March 1, 2012
By Trista Cornelius, Contributing Writer
David Gabbe teaches over 100 cooking classes a year, has been vegetarian (then vegan, and then gluten-free) for at least 30 years, and has published numerous books. His most recent book, David's Vegan Home Cooking, includes recipes such as Tofu Mozzarella Strips, Chocolate Broccoli Cake, and Miso Tortilla Soup. Through trial and error, student feedback, and the scrutiny of his family, he's created many satisfying meals from whole grains, fruits, vegetables, and modest amounts of seeds, nuts, and nourishing oils such as coconut, flax, and olive.
When asked what inspired him to convert his whole family to a plant-based diet, Gabbe said he recalls no specific reason, but that "enlightenment can strike like a 'bolt from the blue' or simply waft in an open window on butterfly wings. Then again, that last supper over at Aunt Molly's that featured one huge, greasy rump roast may have been the last straw!"
In the '90s, Gabbe believed a vegan lifestyle could bring "healing light" into a dark, suffering world, so he wrote his first cookbook, Why Do Vegetarians Eat Like That? After the book was widely reviewed in Oregon and Washington newspapers, community colleges and other groups asked him to teach vegan cooking classes, which he has been doing ever since.
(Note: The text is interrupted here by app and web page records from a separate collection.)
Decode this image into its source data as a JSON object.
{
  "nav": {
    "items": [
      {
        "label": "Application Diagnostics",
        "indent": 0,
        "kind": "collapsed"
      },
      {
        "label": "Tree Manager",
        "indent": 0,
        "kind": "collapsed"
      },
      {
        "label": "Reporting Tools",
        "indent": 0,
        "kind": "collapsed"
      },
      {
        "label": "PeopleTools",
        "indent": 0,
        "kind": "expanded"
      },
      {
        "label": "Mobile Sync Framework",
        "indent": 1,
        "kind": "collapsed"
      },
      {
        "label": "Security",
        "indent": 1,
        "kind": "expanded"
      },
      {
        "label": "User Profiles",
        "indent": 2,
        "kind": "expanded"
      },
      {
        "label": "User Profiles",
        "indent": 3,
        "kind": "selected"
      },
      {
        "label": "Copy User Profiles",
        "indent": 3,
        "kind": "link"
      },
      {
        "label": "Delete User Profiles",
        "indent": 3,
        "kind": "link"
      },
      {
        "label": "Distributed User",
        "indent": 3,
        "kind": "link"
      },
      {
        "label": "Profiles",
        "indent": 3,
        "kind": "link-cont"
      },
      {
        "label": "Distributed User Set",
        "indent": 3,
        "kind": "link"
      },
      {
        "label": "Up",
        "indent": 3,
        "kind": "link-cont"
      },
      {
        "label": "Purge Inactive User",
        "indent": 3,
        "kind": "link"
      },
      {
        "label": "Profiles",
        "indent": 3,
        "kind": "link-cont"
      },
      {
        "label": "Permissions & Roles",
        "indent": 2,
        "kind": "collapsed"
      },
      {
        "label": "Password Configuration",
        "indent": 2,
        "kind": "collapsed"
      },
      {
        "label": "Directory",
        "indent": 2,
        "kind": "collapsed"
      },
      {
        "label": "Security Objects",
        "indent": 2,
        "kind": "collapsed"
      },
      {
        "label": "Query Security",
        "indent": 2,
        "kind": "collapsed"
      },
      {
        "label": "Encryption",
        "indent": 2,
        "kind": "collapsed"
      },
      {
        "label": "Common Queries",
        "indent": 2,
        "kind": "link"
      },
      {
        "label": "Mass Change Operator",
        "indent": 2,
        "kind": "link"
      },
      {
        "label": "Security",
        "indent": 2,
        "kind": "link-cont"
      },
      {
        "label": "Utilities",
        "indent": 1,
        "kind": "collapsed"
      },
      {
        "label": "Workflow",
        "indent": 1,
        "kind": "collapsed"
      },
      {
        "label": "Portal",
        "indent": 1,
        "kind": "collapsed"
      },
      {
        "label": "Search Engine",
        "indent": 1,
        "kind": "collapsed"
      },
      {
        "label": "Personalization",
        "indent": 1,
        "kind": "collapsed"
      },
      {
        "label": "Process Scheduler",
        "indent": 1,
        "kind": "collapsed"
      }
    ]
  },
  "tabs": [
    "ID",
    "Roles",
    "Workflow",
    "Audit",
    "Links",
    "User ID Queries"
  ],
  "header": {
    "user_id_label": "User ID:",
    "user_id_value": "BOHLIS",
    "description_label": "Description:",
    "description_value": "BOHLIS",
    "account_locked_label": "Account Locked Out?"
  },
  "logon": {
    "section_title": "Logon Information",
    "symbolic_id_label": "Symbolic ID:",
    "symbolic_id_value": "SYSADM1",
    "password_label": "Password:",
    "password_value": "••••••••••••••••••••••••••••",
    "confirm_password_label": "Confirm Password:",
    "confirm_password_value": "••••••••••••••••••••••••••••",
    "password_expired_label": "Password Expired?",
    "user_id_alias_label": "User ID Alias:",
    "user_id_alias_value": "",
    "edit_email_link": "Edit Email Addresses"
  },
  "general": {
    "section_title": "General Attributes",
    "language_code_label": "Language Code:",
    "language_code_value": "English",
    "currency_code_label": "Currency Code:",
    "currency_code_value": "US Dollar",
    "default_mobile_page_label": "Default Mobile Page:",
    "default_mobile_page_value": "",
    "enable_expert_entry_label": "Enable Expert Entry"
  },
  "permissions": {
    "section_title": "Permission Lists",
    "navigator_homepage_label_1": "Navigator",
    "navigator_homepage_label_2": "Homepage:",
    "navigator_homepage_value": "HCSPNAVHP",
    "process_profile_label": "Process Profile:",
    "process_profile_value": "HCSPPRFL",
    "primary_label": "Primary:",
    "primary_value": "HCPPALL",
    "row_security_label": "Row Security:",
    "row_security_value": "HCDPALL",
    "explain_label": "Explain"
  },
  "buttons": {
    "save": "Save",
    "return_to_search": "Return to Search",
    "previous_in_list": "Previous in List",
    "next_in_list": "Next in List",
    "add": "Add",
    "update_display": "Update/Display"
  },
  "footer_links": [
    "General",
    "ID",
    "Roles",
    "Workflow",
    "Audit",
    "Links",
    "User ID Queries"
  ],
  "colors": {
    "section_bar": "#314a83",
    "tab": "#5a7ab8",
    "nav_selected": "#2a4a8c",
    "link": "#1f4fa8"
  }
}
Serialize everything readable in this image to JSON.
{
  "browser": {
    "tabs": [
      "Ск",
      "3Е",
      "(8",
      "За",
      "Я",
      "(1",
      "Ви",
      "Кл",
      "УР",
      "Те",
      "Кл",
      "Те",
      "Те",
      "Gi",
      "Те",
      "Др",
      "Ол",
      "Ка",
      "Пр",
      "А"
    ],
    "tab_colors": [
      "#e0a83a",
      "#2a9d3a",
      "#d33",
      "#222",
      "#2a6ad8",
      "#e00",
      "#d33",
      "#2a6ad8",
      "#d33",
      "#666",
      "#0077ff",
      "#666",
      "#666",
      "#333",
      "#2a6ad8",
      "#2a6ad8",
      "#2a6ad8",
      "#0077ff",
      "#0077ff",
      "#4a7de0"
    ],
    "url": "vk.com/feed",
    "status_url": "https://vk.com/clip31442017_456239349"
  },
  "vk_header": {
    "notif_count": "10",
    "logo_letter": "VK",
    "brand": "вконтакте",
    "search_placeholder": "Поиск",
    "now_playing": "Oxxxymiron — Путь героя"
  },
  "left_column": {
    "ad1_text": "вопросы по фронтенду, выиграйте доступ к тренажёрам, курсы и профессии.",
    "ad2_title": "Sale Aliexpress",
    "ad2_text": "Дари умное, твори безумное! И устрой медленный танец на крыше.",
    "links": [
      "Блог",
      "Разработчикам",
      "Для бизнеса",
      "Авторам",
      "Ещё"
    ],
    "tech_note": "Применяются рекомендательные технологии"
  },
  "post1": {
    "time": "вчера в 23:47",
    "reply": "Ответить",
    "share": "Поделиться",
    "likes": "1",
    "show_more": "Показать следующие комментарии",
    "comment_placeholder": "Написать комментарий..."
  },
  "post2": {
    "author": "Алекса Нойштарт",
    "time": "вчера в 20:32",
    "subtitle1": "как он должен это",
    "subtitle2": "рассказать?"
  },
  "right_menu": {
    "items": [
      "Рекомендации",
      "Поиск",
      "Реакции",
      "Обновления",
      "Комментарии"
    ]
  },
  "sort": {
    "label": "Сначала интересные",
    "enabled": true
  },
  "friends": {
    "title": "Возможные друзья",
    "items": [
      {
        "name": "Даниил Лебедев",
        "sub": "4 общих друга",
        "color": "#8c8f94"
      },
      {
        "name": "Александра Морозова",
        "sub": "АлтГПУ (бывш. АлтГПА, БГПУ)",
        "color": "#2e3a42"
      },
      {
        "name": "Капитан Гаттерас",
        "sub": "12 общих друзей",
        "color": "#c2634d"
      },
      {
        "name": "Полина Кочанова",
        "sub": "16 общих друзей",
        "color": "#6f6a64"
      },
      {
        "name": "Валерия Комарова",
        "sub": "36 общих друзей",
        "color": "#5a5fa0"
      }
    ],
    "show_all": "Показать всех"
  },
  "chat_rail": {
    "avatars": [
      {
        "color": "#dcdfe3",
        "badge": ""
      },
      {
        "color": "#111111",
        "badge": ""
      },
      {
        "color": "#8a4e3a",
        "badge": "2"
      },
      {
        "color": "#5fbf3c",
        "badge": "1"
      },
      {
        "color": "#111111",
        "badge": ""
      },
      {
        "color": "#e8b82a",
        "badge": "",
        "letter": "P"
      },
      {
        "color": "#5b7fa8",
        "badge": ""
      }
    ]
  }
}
His classes usually cost $30-$40 for 2.5-3 hours, which include samples of dishes demonstrated as well as handouts of the recipes. Classes range from how to use tempeh or tofu, or how to make vegan cheeses and milks, to gluten-free baking and animal-free Thanksgivings. He teaches as far north as Bellingham, Washington and as far south as Roseburg, Oregon. Currently, however, he is beginning to concentrate his travels closer to the Portland area.
An omnivore friend of mine and my flexitarian mother have taken David's classes. They both said every recipe tasted delicious and that everything seemed easy to make, affordable, and realistic for busy schedules. They also liked that the class size was small, and there was time to ask questions.
If you feel inspired to become a vegan entrepreneur like Gabbe, he suggests that you need to know your stuff. Become "well versed in vegan cooking, health, economy--everything! Become familiar with the works of as many renowned vegan writers as possible. And know something about the people you are trying to reach. Give them what they need to know, and make it your best effort."
To find classes, events, or to order books, visit David's Vegan Kitchen website at: davidsvegankitchen.com